Radiocarbon 14 dating procedure

Age determinations can also be obtained from carbonate deposits such as calcite, dissolved carbon dioxide, and carbonates in ocean, lake, and groundwater sources.Cosmic rays enter the earth's atmosphere in large numbers every day and when one collides with an atom in the atmosphere, it can create a secondary cosmic ray in the form of an energetic neutron.

The method was developed by Willard Libby in the late 1940s and soon became a standard tool for archaeologists.

Libby received the Nobel Prize for his work in 1960.

The radiocarbon method was developed by a team of scientists led by the late Professor Willard F.

Libby of the University of Chicago in immediate post-WW2 years.

The radiocarbon dating method is based on the fact that radiocarbon is constantly being created in the atmosphere by the interaction of cosmic rays with atmospheric nitrogen.

The resulting radiocarbon combines with atmospheric oxygen to form radioactive carbon dioxide, which is incorporated into plants by photosynthesis; animals then acquire in a sample from a dead plant or animal such as a piece of wood or a fragment of bone provides information that can be used to calculate when the animal or plant died.

Carbon-14 has a half-life of 5,730 ± 40 years— during the succeeding 5,730 years.

Because carbon-14 decays at this constant rate, an estimate of the date at which an organism died can be made by measuring the amount of its residual radiocarbon.

Radiocarbon decays slowly in a living organism, and the amount lost is continually replenished as long as the organism takes in air or food.

Once the organism dies, however, it ceases to absorb carbon-14, so that the amount of the radiocarbon in its tissues steadily decreases.
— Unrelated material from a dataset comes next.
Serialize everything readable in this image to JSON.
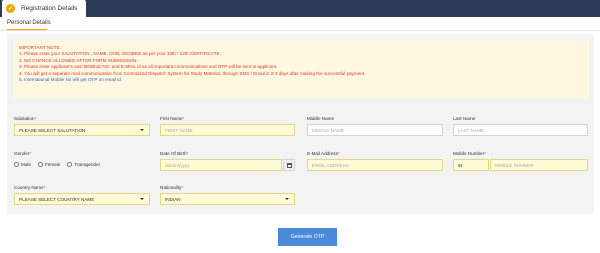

As you learned in the previous page, carbon dating uses the half-life of Carbon-14 to find the approximate age of certain objects that are 40,000 years old or younger.